Figure 9.2. Problem description (success scenario).

Project Resources


Title: Environment Monitoring Systems and Data Center in a Smart City
Authors: Chenhao Mu and Siyu Guo

Abstract: With the increasing pace of the development of science and technology, smart city [2-4] has become the new trends of modernization. People are looking forward a more convenient and comfortable environment to live in. By using digital technologies, the city can be built better. Smart city has complicated and multiple definitions. Commonly, it refers to cities that can use information and digital technologies to enhance performance and well being and reduce costs and resource consumption, and to engage more effectively and actively with its citizens.

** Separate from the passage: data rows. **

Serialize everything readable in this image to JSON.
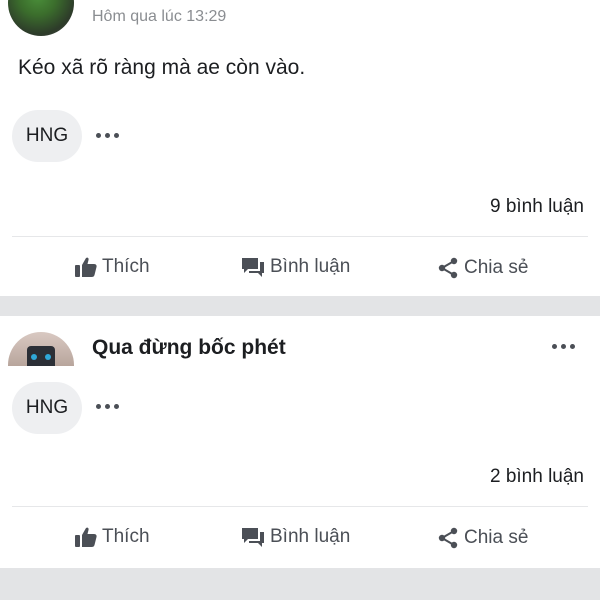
{
  "posts": [
    {
      "timestamp": "Hôm qua lúc 13:29",
      "text": "Kéo xã rõ ràng mà ae còn vào.",
      "chip": "HNG",
      "comments": "9 bình luận",
      "actions": {
        "like": "Thích",
        "comment": "Bình luận",
        "share": "Chia sẻ"
      }
    },
    {
      "author": "Qua đừng bốc phét",
      "chip": "HNG",
      "comments": "2 bình luận",
      "actions": {
        "like": "Thích",
        "comment": "Bình luận",
        "share": "Chia sẻ"
      }
    }
  ],
  "icons": [
    "like-icon",
    "comment-icon",
    "share-icon",
    "more-icon"
  ],
  "colors": {
    "text": "#1c1e21",
    "muted": "#8a8d91",
    "icon": "#4b4f56",
    "separator": "#e3e4e6",
    "chip": "#eeeff1"
  }
}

This project will focus on two subsystems: environmental monitoring system and data center. The environmental monitoring system primarily focuses on detecting the air quality, noise level, water quality and weather variations. So, different monitors will be set for different aspects. These sensors will be linked to data center. Data center is one of the most important subsystems in smart city. Its main function is to collect, transmit, store and analyze data. Data center is the core of the applications of high technologies, which is able to make the whole city connected.

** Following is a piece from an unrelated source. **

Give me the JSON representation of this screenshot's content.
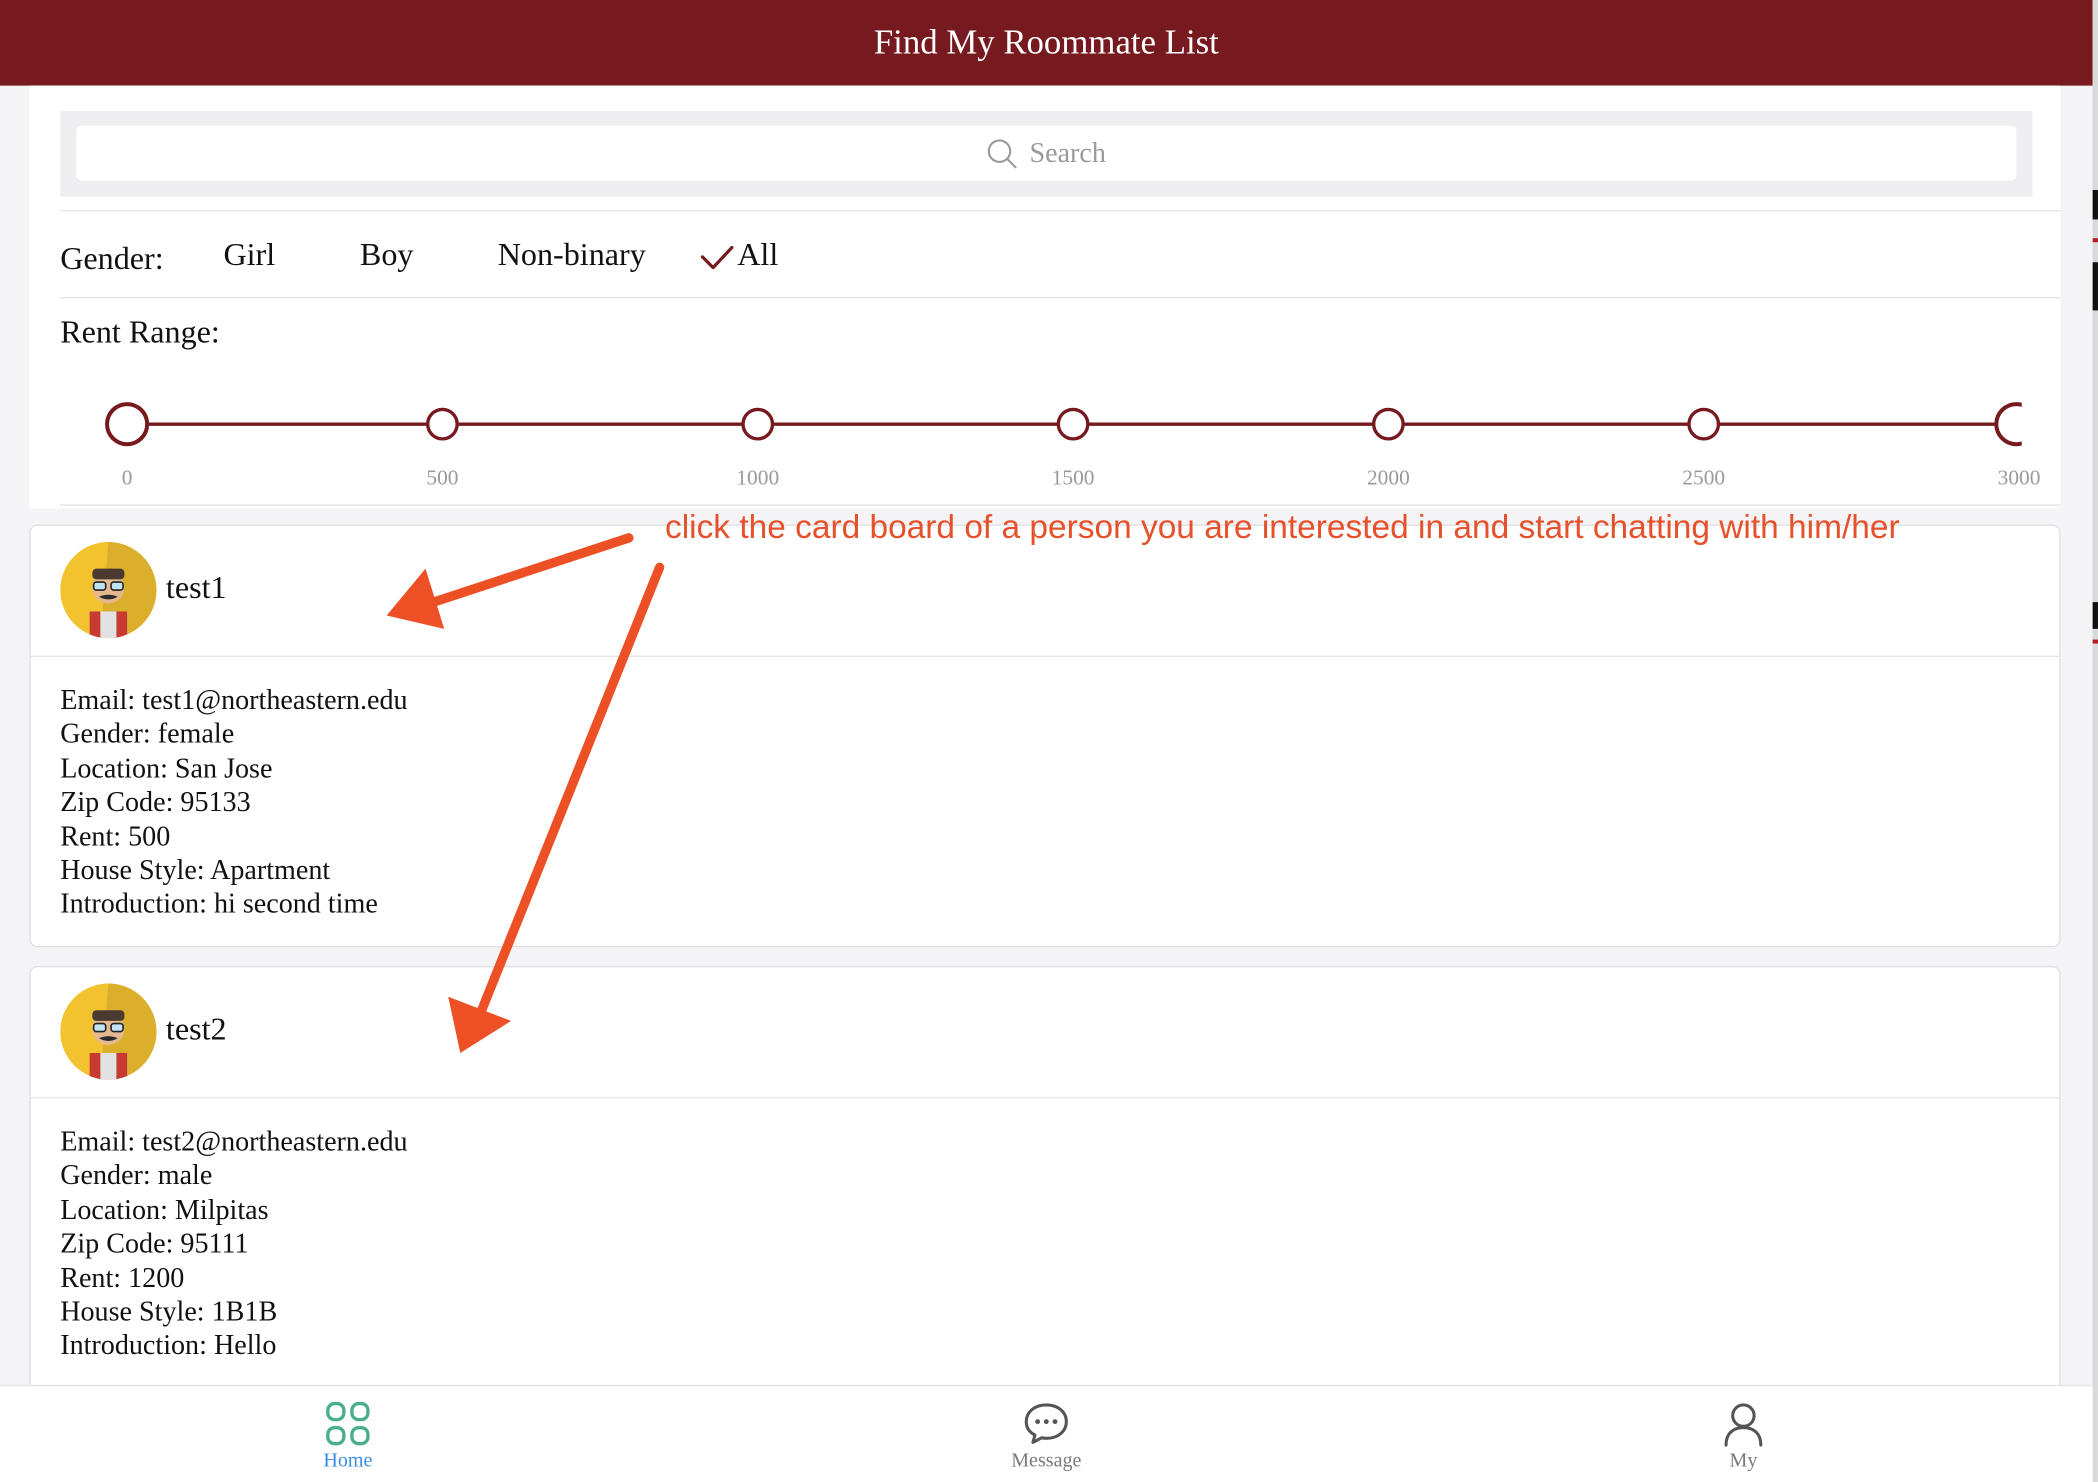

Figure 10. Problem description (failure scenario).

This project illustrates the ontology [1] of the environmental monitoring systems and data center in a smart city including conceptual design using graphs generated from an OWL file format. Actually, we used Protege [6][7] (a free open source ontoloy editor) as the tool to edit ontology via OWL language (it is a little different from RDF). The ontology of our project was saved as an .OWL file. And then we exported the graph as DOT scripts. Finally, we used Graphviz [8][9] (a package of open-source tools for graph visualization) to make the .DOT file visualized and generate diagrams as follows.

Project Resources

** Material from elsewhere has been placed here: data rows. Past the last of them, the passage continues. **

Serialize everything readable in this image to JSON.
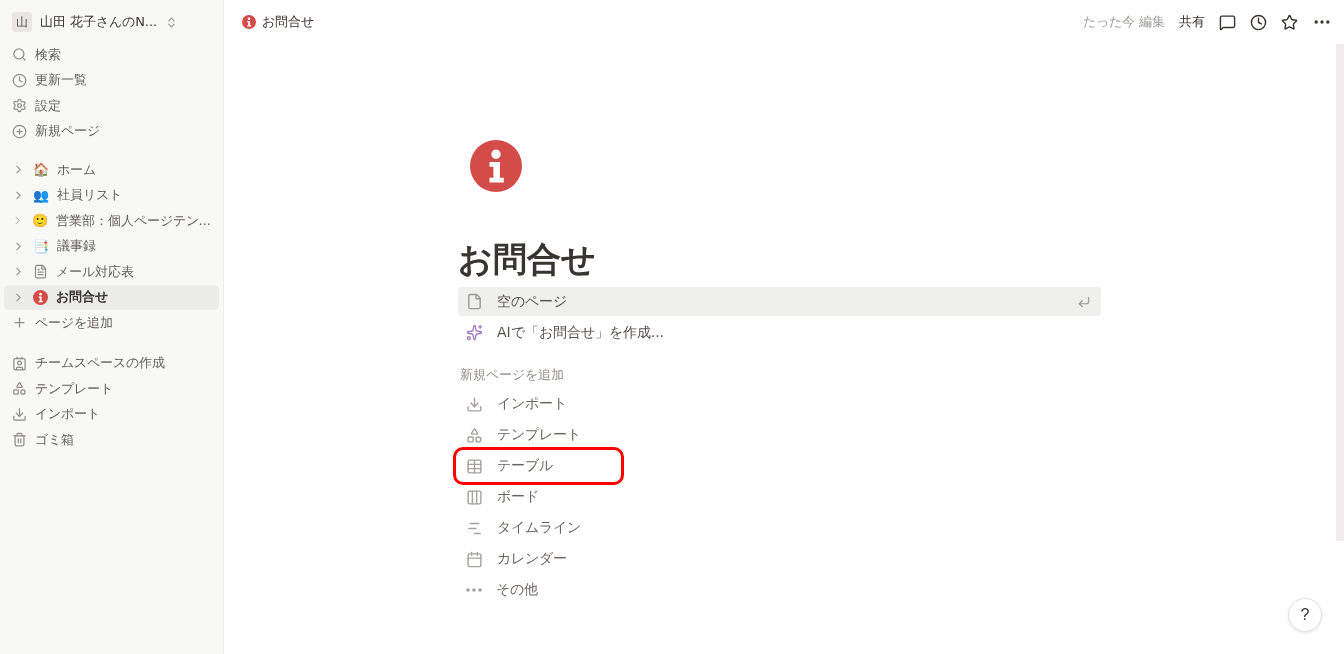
{
  "sidebar": {
    "workspace": {
      "initial": "山",
      "name": "山田 花子さんのN..."
    },
    "nav": [
      {
        "label": "検索"
      },
      {
        "label": "更新一覧"
      },
      {
        "label": "設定"
      },
      {
        "label": "新規ページ"
      }
    ],
    "pages": [
      {
        "emoji": "🏠",
        "label": "ホーム",
        "selected": false
      },
      {
        "emoji": "👥",
        "label": "社員リスト",
        "selected": false
      },
      {
        "emoji": "🙂",
        "label": "営業部：個人ページテン...",
        "selected": false
      },
      {
        "emoji": "📑",
        "label": "議事録",
        "selected": false
      },
      {
        "label": "メール対応表",
        "selected": false
      },
      {
        "label": "お問合せ",
        "selected": true
      }
    ],
    "add_page": "ページを追加",
    "bottom": [
      {
        "label": "チームスペースの作成"
      },
      {
        "label": "テンプレート"
      },
      {
        "label": "インポート"
      },
      {
        "label": "ゴミ箱"
      }
    ]
  },
  "topbar": {
    "breadcrumb": "お問合せ",
    "edited": "たった今 編集",
    "share": "共有"
  },
  "page": {
    "title": "お問合せ",
    "options": [
      {
        "label": "空のページ",
        "selected": true
      },
      {
        "label": "AIで「お問合せ」を作成...",
        "selected": false
      }
    ],
    "section_label": "新規ページを追加",
    "add_items": [
      {
        "label": "インポート",
        "highlighted": false
      },
      {
        "label": "テンプレート",
        "highlighted": false
      },
      {
        "label": "テーブル",
        "highlighted": true
      },
      {
        "label": "ボード",
        "highlighted": false
      },
      {
        "label": "タイムライン",
        "highlighted": false
      },
      {
        "label": "カレンダー",
        "highlighted": false
      },
      {
        "label": "その他",
        "highlighted": false
      }
    ]
  },
  "help": "?"
}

  1. Liang, Vei-Chung, and Christiaan JJ Paredis. "A Port Ontology for Conceptual Design of Systems," Journal of Computing and Information Science in Engineering​ 4.3 (2004): 206-217.
  2. Open-Air Computers: Cities are turning into Vast Data Factories ,Economist, October 27, 2012
  3. Harrison, Colin, et al. "Foundations for Smarter Cities," IBM Journal of Research and Development 54.4 (2010): 1-16.
  4. Smarter Neighborhoods, Smarter Cities, Solutions for a more sustainable New York -- Today, Siemens.
  5. http://protege.stanford.edu/products.php Noy, Natalya Fridman, Ray W. Fergerson, and Mark A. Musen. "The knowledge model of Protege-2000: Combining interoperability and flexibility." K​ nowledge Engineering and Knowledge Management Methods, Models, and Tools.​ Springer Berlin Heidelberg, 2000. 17-32.
  6. Knublauch, Holger, et al. "The Protégé OWL plugin: An open development environment for semantic web applications." The Semantic Web–ISWC 2004.​ Springer Berlin Heidelberg, 2004. 229-243.
  7. GraphViz. See: http://www.graphviz.org
  8. Ellson, John, et al. "Graphviz—open source graph drawing tools." G​ raph Drawing.​ Springer Berlin Heidelberg, 2002.


Title: Systems Engineering Approach to Designing Embedded Systems
Author: Arjuna Ariyaratne

Abstract: Advancement of semiconductor technology has transformed the designing process of embedded systems. From single-purpose embedded development systems in last decade to current multi-purpose today, highly complex systems require increasing time and cost of development. The need for development of software in addition to the hardware is increasing cost while extending the development time.

Figure 11. Flow for embedded systems design.

This project aims to introduce a systems development methodology to enable designers to produce embedded systems with high feature rate, and reduced development time and cost.

Project Resources

Last Modified: April 6, 2015
Copyright © 2015, Institute for Systems Research, University of Maryland